Spain’s Rafael Cabrera Bello claimed his first victory since 2012 by beating England’s Callum Shinkwin in a play-off for the Aberdeen Asset Management Scottish Open.
Shinkwin had looked set for his maiden European Tour title and the first prize of £898,000, only to fluff his chip to the 18th in regulation and then leave a putt to win the £5.4m event short from just four feet.
The pair returned to the 18th for sudden death and Cabrera Bello, whose closing 64 had set a new course record at Dundonald Links, produced a stunning approach to the par five to set up a two-putt birdie.
Shinkwin’s approach had finished in an almost identical place as it had on the 72nd hole and after pitching over a bunker to seven feet, the 24-year-old again hit a tentative putt which came up short.
Cabrera Bello had started the day four shots off the lead and despite going to the turn in 32, was unable to gain much ground as Shinkwin followed six straight pars with a hat-trick of birdies from the seventh.
Further birdies on the 13th and 15th kept Shinkwin out in front, but Cabrera Bello kept up the pressure by picking up shots on the 12th, 14th and 17th before enjoying a slice of luck on the last as his approach hit the right-hand side of the burn which guards the green and bounced over to the other side.
From there the 33-year-old chipped to three feet for a closing birdie and that proved enough for a play-off after Shinkwin dropped his only shot of the day on the last.
The former English Amateur champion, whose caddie Andy Sutton worked for Ben Curtis when the American was a shock winner of the 2003 Open, at least had the consolation of a place at Royal Birkdale and a cheque for £598,000.
France’s Matthieu Pavon also secured a major debut at Birkdale with a closing 66 to finish third on 10-under, with Australia’s Andrew Dodt claiming the last place ahead of England’s Anthony Wall by virtue of his higher world ranking.
Dodt, who had been scheduled to fly to New York on Monday for a holiday with his wife, finished on eight under par alongside Wall, Padraig Harrington, Matt Kuchar and Ryan Fox. Ian Poulter, who began the day in a tie for the lead in pursuit of his first win since 2012, could only manage a closing 74 to finish in a tie for ninth.
A downbeat Henrik Stenson all-but dismissed his chances of retaining his Open title, despite a closing 68.
“We certainly need to step that up quite a lot if we want to have anything to do with it next week,” said Stenson.
“Maybe we can turn things around a little bit but I’m looking forward to the week regardless.”
Sheffield’s Danny Willett, meanwhile, admits he may need painkillers to get him through The Open.
The 2016 Masters champion has pulled out of three of his last five events due to a back injury, including last month’s US Open and the Irish Open just over a week ago.
The 29-year-old is now trying to ease himself back into action and played a practice round at the Southport links yesterday.
“We’ve had a full week off resting with the back, so we’ll see,” said Willett. “We’ve just played 18 and it didn’t feel too bad.
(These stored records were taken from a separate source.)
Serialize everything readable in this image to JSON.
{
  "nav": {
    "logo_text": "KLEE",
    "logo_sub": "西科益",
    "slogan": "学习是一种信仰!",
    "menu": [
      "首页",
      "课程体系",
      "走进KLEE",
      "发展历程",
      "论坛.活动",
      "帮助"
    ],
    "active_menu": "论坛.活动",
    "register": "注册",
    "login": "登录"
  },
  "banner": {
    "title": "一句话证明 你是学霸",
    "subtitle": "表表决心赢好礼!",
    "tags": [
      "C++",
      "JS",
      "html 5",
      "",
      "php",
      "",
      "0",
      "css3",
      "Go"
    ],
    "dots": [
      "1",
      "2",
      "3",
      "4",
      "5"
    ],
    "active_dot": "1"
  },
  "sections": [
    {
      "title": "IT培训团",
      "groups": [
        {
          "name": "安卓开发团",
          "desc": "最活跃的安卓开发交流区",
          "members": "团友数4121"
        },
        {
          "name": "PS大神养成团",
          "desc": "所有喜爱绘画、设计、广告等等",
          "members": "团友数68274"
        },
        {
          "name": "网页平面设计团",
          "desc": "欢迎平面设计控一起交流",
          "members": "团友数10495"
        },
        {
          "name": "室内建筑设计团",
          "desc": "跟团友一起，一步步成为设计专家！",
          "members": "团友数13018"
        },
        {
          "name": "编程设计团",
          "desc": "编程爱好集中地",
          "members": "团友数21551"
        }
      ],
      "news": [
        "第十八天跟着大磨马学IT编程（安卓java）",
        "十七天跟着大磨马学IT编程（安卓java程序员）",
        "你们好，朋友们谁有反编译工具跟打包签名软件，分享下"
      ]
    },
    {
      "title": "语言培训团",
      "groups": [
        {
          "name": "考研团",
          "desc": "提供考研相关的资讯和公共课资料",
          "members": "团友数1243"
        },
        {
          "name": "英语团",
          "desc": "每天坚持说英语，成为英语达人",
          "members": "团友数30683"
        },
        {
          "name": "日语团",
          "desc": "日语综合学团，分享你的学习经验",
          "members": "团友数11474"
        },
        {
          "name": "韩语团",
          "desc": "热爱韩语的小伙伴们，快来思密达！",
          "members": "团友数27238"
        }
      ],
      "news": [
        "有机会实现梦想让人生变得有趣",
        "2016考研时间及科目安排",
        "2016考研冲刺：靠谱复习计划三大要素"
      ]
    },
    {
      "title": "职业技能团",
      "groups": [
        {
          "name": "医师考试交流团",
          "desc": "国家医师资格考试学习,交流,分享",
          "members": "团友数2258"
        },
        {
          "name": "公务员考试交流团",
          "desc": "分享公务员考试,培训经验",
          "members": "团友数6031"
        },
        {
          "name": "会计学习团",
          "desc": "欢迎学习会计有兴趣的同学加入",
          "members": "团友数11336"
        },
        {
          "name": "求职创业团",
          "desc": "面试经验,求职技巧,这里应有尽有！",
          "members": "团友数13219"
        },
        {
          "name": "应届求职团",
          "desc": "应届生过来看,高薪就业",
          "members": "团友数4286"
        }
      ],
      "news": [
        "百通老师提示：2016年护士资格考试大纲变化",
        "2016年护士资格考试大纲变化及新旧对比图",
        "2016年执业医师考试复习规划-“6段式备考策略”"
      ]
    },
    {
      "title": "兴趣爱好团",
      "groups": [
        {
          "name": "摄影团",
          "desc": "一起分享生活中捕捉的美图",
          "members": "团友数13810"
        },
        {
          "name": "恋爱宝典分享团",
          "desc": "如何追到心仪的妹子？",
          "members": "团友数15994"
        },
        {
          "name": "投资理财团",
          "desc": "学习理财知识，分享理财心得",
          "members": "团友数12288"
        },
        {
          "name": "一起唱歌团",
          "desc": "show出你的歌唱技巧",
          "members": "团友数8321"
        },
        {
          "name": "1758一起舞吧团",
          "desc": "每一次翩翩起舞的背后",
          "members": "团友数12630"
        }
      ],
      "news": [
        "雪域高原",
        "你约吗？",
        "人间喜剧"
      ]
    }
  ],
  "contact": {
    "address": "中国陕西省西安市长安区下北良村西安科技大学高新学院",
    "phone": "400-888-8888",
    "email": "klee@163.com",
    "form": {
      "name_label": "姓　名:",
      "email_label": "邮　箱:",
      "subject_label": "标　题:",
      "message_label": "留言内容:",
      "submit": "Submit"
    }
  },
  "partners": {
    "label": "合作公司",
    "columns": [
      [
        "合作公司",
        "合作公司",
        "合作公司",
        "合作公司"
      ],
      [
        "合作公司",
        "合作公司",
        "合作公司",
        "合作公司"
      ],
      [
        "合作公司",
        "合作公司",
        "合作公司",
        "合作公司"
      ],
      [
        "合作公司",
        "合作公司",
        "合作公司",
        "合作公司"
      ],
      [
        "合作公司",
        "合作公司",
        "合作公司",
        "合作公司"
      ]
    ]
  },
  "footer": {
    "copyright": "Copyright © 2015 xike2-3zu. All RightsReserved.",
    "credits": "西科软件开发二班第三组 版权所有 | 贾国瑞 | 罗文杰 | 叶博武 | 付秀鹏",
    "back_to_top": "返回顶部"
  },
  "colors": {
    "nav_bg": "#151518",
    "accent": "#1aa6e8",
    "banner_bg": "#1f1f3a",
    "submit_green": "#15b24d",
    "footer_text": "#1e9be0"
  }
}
I’ll play nine in the next couple of days and hopefully it’ll be all right.
“We were always going to come and see how it was instead of pulling out early. It’s the Open Championship. You need to come here, even if you have to get a few drugs inside you to get through the week. That’s how it’s going to go.
“You never know (if it will be okay) until you go off on Thursday, but at the moment it feels all right.”
Willett is not on heavy medication, but has been taking tablets for pain and inflammation.
It has been a frustrating situation and Willett feels he has been trapped in a circle where injury has led to poor form and that in turn has exacerbated his fitness issues.
He said: “I’ve had better spells. It’s been one thing after an another. I’ve had a little bit of injury then not swinging it great. Then, if you’re not swinging it great, it doesn’t help the body.
“I’m trying to click the reset button and get back to a few things that I know work.”